“So at least we know we’re safe for this year,” he said. “We have to let this thing play out. We don’t know for next year.”
District-wide, there are about 85 employees that have DACA permits — 38 are teachers. Many, Hinojosa said, are teaching in bilingual classes, where it is harder to find subs if those teachers are suddenly left permitless and cannot work.
Those bilingual teachers include teachers that work with Dallas ISD’s popular Two-Way Dual Language Spanish immersion program.
More troubling is the toll it may take on the student body. “We have almost 70,000 English learners in Dallas ISD,” Hinojosa told the board at its briefing yesterday. “We don’t know how many are undocumented because we don’t ask.”
Federal law (and a Supreme Court ruling) preclude districts from asking about a student’s immigration status. According to district statistics, 45 percent of the total student body are English language learners.
With those kinds of statistics, the likelihood a high number of students (or their families) being affected by DACA’s expiration is high, Hinojosa said, adding that the district is already seeing a drop in students.
And this uncertainty — and possible expiration — will also hit other industries in Dallas hard. Hinojosa pointed out that restaurants and construction will also be hard hit if DACA expires. The Dallas Builders Association said recently that the region’s already dire shortage of 20,000 construction workers results in delays of about two months on average and increases housing costs by nearly $5,000.
“The future of our industry, which is a major part of the region’s economy, depends on young men and women who are ready, willing and able to fill these 20,000 open jobs,” the DBA said. “Our efforts will continue to focus on policies that allow them to step out of the shadows and into our workforce.”
Nationally, nearly 19 percent of working DACA recipients hold jobs in food service, with the construction sector the second biggest employer at 10 percent, the New American Economy’s analysis revealed. All total, that’s about 240,000 people that would suddenly disappear from job sites and kitchens everywhere.
In the meantime, Dallas ISD isn’t wringing its hands and waiting. After the district passed a resolution last year to be a welcoming community, the district’s communications chief, Toni Cordova, and her team began crafting a website designed to help parents and students navigate the turbulence, and make plans.

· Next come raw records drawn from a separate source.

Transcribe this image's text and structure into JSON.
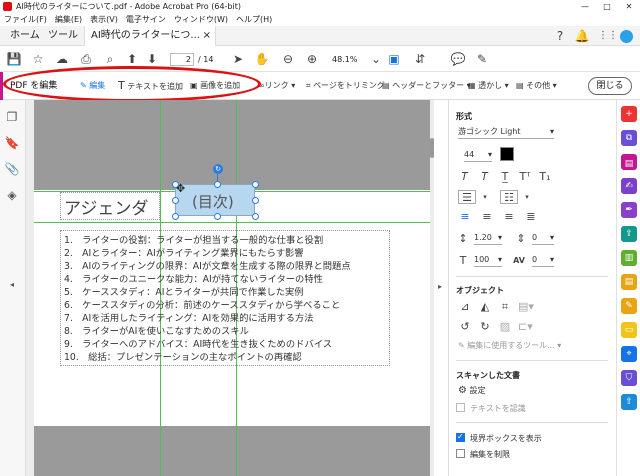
{
  "window": {
    "title": "AI時代のライターについて.pdf - Adobe Acrobat Pro (64-bit)",
    "minimize": "—",
    "maximize": "□",
    "close": "✕"
  },
  "menu": [
    "ファイル(F)",
    "編集(E)",
    "表示(V)",
    "電子サイン",
    "ウィンドウ(W)",
    "ヘルプ(H)"
  ],
  "tabs": {
    "home": "ホーム",
    "tools": "ツール",
    "doc": "AI時代のライターにつ...",
    "doc_close": "×"
  },
  "toolbar": {
    "page_current": "2",
    "page_total": "/ 14",
    "zoom": "48.1%"
  },
  "editbar": {
    "mode": "PDF を編集",
    "edit": "編集",
    "add_text": "テキストを追加",
    "add_image": "画像を追加",
    "link": "リンク",
    "crop": "ページをトリミング",
    "header_footer": "ヘッダーとフッター",
    "watermark": "透かし",
    "more": "その他",
    "close": "閉じる"
  },
  "document": {
    "heading": "アジェンダ",
    "toc": "(目次)",
    "items": [
      "1.　ライターの役割：ライターが担当する一般的な仕事と役割",
      "2.　AIとライター：AIがライティング業界にもたらす影響",
      "3.　AIのライティングの限界：AIが文章を生成する際の限界と問題点",
      "4.　ライターのユニークな能力：AIが持てないライターの特性",
      "5.　ケーススタディ：AIとライターが共同で作業した実例",
      "6.　ケーススタディの分析：前述のケーススタディから学べること",
      "7.　AIを活用したライティング：AIを効果的に活用する方法",
      "8.　ライターがAIを使いこなすためのスキル",
      "9.　ライターへのアドバイス：AI時代を生き抜くためのドバイス",
      "10.　総括：プレゼンテーションの主なポイントの再確認"
    ]
  },
  "panel": {
    "format_title": "形式",
    "font": "游ゴシック Light",
    "size": "44",
    "line_spacing": "1.20",
    "para_spacing": "0",
    "scale": "100",
    "tracking": "0",
    "char_spacing": "0",
    "objects_title": "オブジェクト",
    "edit_using": "編集に使用するツール...",
    "scanned_title": "スキャンした文書",
    "settings": "設定",
    "recognize": "テキストを認識",
    "show_bbox": "境界ボックスを表示",
    "restrict_edit": "編集を制限"
  },
  "colors": {
    "accent": "#1473e6",
    "oval": "#d11111",
    "guide": "#4fc04f",
    "text_fill": "#000000"
  }
}
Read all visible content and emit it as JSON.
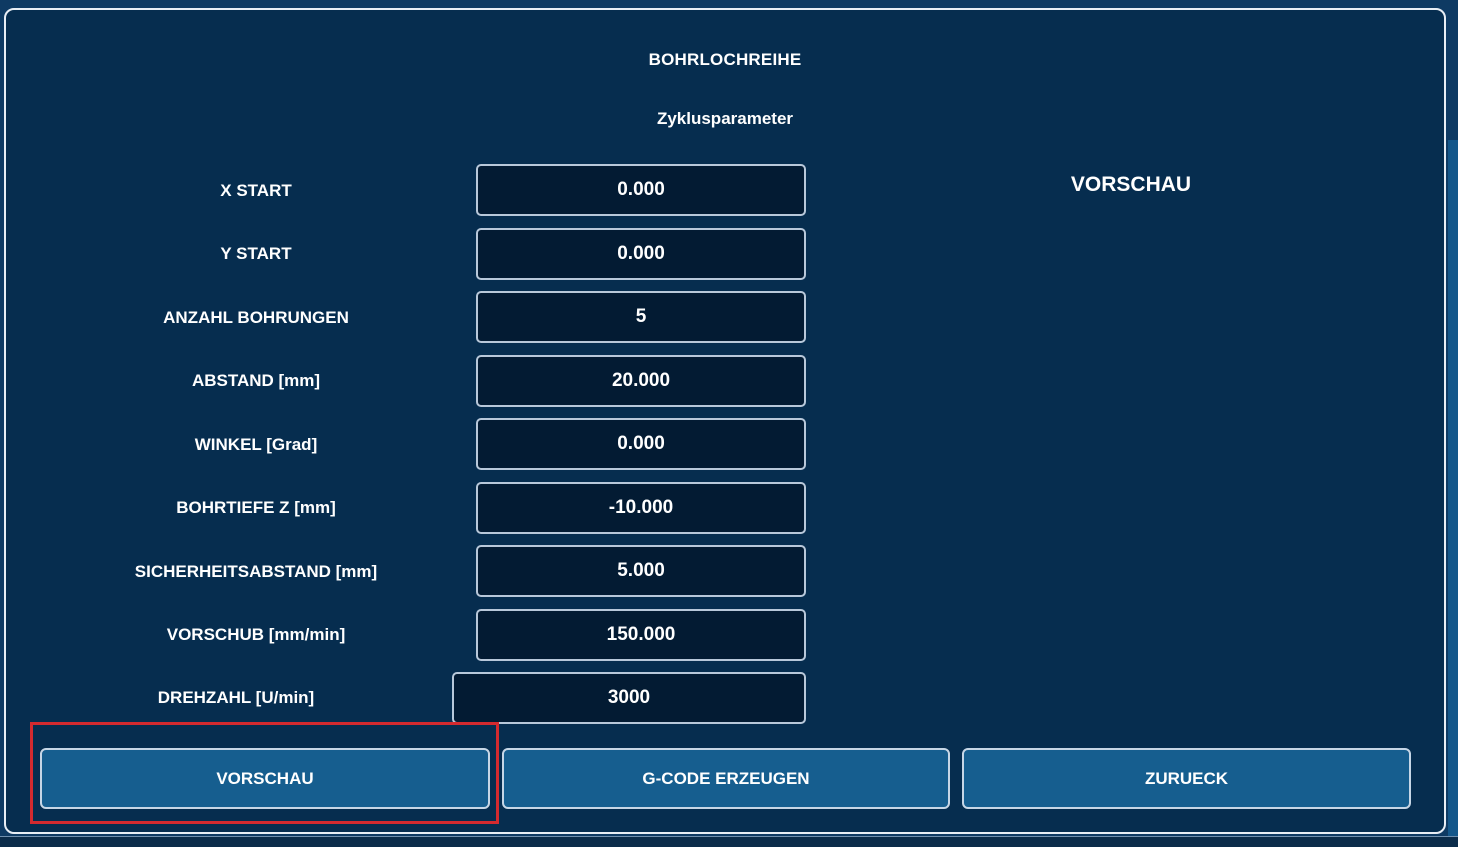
{
  "dialog": {
    "title": "BOHRLOCHREIHE",
    "subtitle": "Zyklusparameter",
    "preview_label": "VORSCHAU"
  },
  "params": [
    {
      "label": "X START",
      "value": "0.000"
    },
    {
      "label": "Y START",
      "value": "0.000"
    },
    {
      "label": "ANZAHL BOHRUNGEN",
      "value": "5"
    },
    {
      "label": "ABSTAND [mm]",
      "value": "20.000"
    },
    {
      "label": "WINKEL [Grad]",
      "value": "0.000"
    },
    {
      "label": "BOHRTIEFE Z [mm]",
      "value": "-10.000"
    },
    {
      "label": "SICHERHEITSABSTAND [mm]",
      "value": "5.000"
    },
    {
      "label": "VORSCHUB [mm/min]",
      "value": "150.000"
    },
    {
      "label": "DREHZAHL [U/min]",
      "value": "3000"
    }
  ],
  "buttons": {
    "preview": "VORSCHAU",
    "generate": "G-CODE ERZEUGEN",
    "back": "ZURUECK"
  },
  "colors": {
    "dialog_bg": "#062d4f",
    "input_bg": "#031b33",
    "button_bg": "#165e8f",
    "highlight": "#d32a2f"
  }
}
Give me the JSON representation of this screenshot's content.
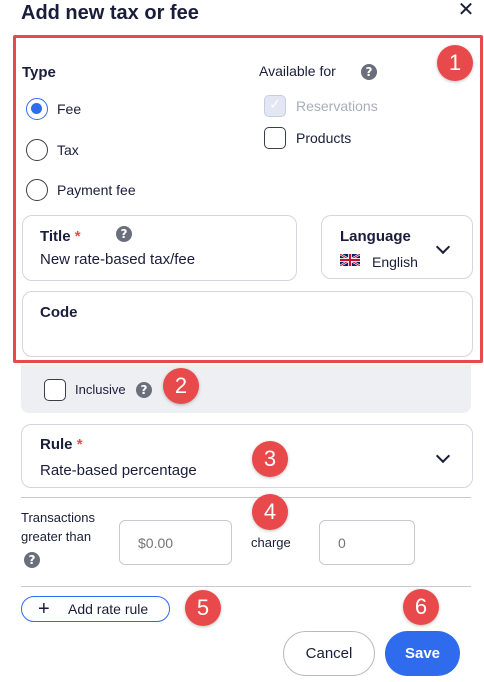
{
  "dialog": {
    "title": "Add new tax or fee",
    "close_symbol": "✕"
  },
  "type_section": {
    "label": "Type",
    "options": [
      {
        "label": "Fee",
        "selected": true
      },
      {
        "label": "Tax",
        "selected": false
      },
      {
        "label": "Payment fee",
        "selected": false
      }
    ]
  },
  "available_section": {
    "label": "Available for",
    "help_icon": "help-icon",
    "options": [
      {
        "label": "Reservations",
        "checked": true,
        "disabled": true
      },
      {
        "label": "Products",
        "checked": false,
        "disabled": false
      }
    ]
  },
  "title_field": {
    "label": "Title",
    "required_mark": "*",
    "value": "New rate-based tax/fee",
    "help_symbol": "?"
  },
  "language_field": {
    "label": "Language",
    "value": "English",
    "flag_icon": "uk-flag-icon"
  },
  "code_field": {
    "label": "Code",
    "value": ""
  },
  "inclusive": {
    "label": "Inclusive",
    "checked": false,
    "help_symbol": "?"
  },
  "rule_field": {
    "label": "Rule",
    "required_mark": "*",
    "value": "Rate-based percentage"
  },
  "transaction_rule": {
    "label_line1": "Transactions",
    "label_line2": "greater than",
    "help_symbol": "?",
    "threshold_placeholder": "$0.00",
    "charge_label": "charge",
    "charge_placeholder": "0"
  },
  "actions": {
    "add_rate_rule_label": "Add rate rule",
    "add_symbol": "+",
    "cancel_label": "Cancel",
    "save_label": "Save"
  },
  "callouts": [
    "1",
    "2",
    "3",
    "4",
    "5",
    "6"
  ],
  "colors": {
    "accent": "#2f6bed",
    "callout": "#e8494a",
    "text": "#1a1d3a",
    "panel": "#eeeff2"
  }
}
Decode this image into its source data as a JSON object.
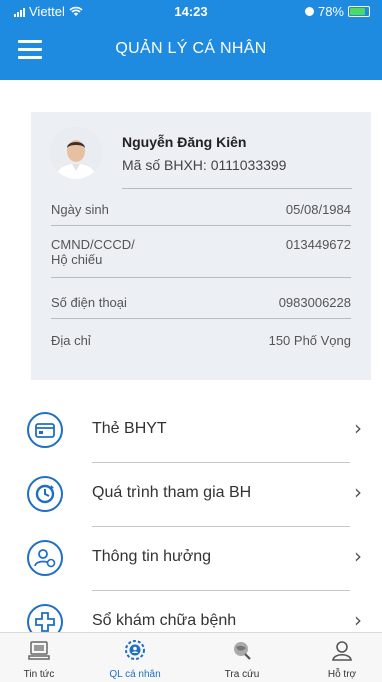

That website launched yesterday, with last year’s resolution on the front page.
“We don’t want to create a panic,” Cordova told the board. “But on the other hand, we want people to be prepared if something happens.”
“That’s the biggest message, we want people to have a plan, and a backup plan, and now what their resources are,” she said.
Perhaps the most heartbreaking portion of the presentation came when the district revealed that it is also formulating contingency plans for students who may find themselves alone if Immigration and Customs Enforcement raids pick up their parents while they’re at school. While Hinojosa said the district isn’t quite ready to reveal what those plans are, they are aware that with DACA’s potential expiry, they could be needed.
As it stands, schools will likely not be the site of an ICE raid. ICE policy considers schools “sensitive locations,” and does not generally carry out arrests, searches or surveillance activity there without approval from a supervisor, and only under very specific circumstances.
“This (the expiration of DACA) could have a devastating impact on our students,” said board president Dan Micciche. “We need our students to stay focused, and this is a real challenge for them and their families.”
“Some families are talking about what we are going to be doing in five weeks because they don’t know,” Hinojosa said of families affected by DACA. “Some of us are planning our Spring Break, and some of us are planning where they’ll be in five months.”
Bethany Erickson is the education, consumer affairs, and public policy columnist for CandysDirt.com. Contact her at firstname.lastname@example.org.